**Task instructions**: Where the string "Minas" appears in a line of the material below, copy that line.

**Input material**:
□ □ □ □

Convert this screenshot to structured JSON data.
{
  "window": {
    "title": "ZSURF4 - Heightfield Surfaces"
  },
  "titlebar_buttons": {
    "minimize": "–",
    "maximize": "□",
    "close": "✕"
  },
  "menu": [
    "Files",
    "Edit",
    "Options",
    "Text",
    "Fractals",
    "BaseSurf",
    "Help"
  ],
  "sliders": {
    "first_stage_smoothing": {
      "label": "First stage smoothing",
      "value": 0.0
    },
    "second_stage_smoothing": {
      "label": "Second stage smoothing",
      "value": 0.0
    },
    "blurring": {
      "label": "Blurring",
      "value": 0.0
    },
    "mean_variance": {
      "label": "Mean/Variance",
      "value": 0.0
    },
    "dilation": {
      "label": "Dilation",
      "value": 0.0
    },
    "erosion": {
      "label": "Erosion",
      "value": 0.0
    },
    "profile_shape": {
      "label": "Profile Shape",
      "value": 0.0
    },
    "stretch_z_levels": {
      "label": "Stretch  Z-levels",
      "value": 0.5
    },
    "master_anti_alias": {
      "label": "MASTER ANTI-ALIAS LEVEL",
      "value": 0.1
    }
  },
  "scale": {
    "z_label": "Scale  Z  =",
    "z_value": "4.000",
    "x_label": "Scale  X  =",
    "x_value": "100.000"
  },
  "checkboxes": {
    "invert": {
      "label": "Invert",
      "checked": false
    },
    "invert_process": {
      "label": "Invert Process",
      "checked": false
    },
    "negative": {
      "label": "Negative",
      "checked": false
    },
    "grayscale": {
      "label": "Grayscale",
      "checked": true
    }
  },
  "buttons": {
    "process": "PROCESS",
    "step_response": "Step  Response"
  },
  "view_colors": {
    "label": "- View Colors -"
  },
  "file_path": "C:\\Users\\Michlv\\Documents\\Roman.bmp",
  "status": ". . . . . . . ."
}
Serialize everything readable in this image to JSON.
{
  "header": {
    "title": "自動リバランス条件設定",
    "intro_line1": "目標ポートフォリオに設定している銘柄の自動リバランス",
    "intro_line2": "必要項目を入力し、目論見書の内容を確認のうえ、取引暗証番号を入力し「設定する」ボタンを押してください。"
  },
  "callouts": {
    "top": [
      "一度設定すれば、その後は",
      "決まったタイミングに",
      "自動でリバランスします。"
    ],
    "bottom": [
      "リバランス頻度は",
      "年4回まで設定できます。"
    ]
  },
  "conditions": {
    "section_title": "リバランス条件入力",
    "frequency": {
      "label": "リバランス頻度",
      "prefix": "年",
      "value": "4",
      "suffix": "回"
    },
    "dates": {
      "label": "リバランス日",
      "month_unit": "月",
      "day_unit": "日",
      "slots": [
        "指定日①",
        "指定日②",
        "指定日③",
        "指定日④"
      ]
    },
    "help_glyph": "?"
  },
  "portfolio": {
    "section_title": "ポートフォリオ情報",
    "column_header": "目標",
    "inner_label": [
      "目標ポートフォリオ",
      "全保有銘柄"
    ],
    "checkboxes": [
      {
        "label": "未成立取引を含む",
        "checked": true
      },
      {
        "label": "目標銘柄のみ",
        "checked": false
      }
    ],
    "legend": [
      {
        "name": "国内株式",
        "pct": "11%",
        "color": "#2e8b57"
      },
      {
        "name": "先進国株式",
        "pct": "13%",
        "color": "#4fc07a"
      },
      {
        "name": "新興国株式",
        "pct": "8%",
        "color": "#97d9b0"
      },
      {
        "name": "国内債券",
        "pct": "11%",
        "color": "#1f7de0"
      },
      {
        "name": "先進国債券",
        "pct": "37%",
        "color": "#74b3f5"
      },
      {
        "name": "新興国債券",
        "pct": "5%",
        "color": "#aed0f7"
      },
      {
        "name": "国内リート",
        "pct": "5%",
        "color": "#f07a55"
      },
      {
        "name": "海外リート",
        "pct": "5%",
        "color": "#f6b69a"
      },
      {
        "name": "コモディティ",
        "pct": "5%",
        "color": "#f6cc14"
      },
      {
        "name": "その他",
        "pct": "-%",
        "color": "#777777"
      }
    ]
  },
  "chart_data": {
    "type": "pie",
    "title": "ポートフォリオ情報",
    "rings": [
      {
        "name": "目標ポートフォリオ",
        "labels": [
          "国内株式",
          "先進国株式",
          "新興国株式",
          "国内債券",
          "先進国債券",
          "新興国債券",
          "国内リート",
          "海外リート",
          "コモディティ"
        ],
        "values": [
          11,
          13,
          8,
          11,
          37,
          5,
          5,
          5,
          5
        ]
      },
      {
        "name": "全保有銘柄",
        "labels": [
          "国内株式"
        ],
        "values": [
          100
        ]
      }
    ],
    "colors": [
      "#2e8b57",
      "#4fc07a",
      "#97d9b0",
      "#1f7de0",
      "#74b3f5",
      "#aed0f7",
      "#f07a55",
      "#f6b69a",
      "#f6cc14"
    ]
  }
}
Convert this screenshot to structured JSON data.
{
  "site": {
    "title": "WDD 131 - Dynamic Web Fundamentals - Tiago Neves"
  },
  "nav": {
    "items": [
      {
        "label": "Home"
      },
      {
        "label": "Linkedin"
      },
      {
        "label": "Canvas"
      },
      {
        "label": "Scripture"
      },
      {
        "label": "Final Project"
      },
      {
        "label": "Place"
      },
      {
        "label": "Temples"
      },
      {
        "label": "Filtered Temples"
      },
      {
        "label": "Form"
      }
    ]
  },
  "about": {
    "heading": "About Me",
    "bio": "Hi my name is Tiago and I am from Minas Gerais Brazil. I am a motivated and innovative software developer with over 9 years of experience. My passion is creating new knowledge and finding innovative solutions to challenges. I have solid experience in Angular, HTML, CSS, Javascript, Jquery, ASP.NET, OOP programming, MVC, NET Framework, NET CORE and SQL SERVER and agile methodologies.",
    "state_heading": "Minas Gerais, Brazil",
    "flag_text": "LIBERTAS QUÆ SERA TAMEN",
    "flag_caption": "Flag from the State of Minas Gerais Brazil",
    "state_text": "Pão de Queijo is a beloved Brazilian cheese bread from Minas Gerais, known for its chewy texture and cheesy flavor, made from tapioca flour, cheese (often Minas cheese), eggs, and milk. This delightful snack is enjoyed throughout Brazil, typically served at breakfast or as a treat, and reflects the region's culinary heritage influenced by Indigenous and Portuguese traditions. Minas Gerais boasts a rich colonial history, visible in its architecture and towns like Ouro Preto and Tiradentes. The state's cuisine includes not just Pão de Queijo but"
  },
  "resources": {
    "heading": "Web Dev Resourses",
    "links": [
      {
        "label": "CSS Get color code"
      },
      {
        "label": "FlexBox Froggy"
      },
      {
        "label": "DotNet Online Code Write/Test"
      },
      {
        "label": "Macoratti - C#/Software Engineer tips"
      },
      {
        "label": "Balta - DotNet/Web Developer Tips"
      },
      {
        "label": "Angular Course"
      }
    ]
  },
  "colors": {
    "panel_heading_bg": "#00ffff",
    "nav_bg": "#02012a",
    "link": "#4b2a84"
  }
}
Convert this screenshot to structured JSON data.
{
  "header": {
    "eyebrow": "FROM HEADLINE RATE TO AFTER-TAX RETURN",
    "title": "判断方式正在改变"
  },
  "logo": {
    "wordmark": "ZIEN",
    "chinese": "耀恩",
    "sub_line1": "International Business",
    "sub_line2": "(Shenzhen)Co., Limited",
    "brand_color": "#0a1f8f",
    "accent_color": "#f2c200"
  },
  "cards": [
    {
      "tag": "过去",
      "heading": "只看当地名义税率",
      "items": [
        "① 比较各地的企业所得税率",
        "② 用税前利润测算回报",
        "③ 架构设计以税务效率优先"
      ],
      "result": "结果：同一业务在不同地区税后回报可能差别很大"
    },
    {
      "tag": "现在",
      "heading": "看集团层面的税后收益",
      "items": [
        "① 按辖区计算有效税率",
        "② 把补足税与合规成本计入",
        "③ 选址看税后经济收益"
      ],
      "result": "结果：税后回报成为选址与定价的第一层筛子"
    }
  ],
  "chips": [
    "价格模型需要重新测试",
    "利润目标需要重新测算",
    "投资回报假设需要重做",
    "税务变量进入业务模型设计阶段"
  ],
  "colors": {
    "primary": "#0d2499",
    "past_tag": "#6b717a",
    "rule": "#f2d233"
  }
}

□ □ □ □

**Completed task**:
    "bio": "Hi my name is Tiago and I am from Minas Gerais Brazil. I am a motivated and innovative software developer with over 9 years of experience. My passion is creating new knowledge and finding innovative solutions to challenges. I have solid experience in Angular, HTML, CSS, Javascript, Jquery, ASP.NET, OOP programming, MVC, NET Framework, NET CORE and SQL SERVER and agile methodologies.",
    "state_heading": "Minas Gerais, Brazil",
    "flag_caption": "Flag from the State of Minas Gerais Brazil",
    "state_text": "Pão de Queijo is a beloved Brazilian cheese bread from Minas Gerais, known for its chewy texture and cheesy flavor, made from tapioca flour, cheese (often Minas cheese), eggs, and milk. This delightful snack is enjoyed throughout Brazil, typically served at breakfast or as a treat, and reflects the region's culinary heritage influenced by Indigenous and Portuguese traditions. Minas Gerais boasts a rich colonial history, visible in its architecture and towns like Ouro Preto and Tiradentes. The state's cuisine includes not just Pão de Queijo but"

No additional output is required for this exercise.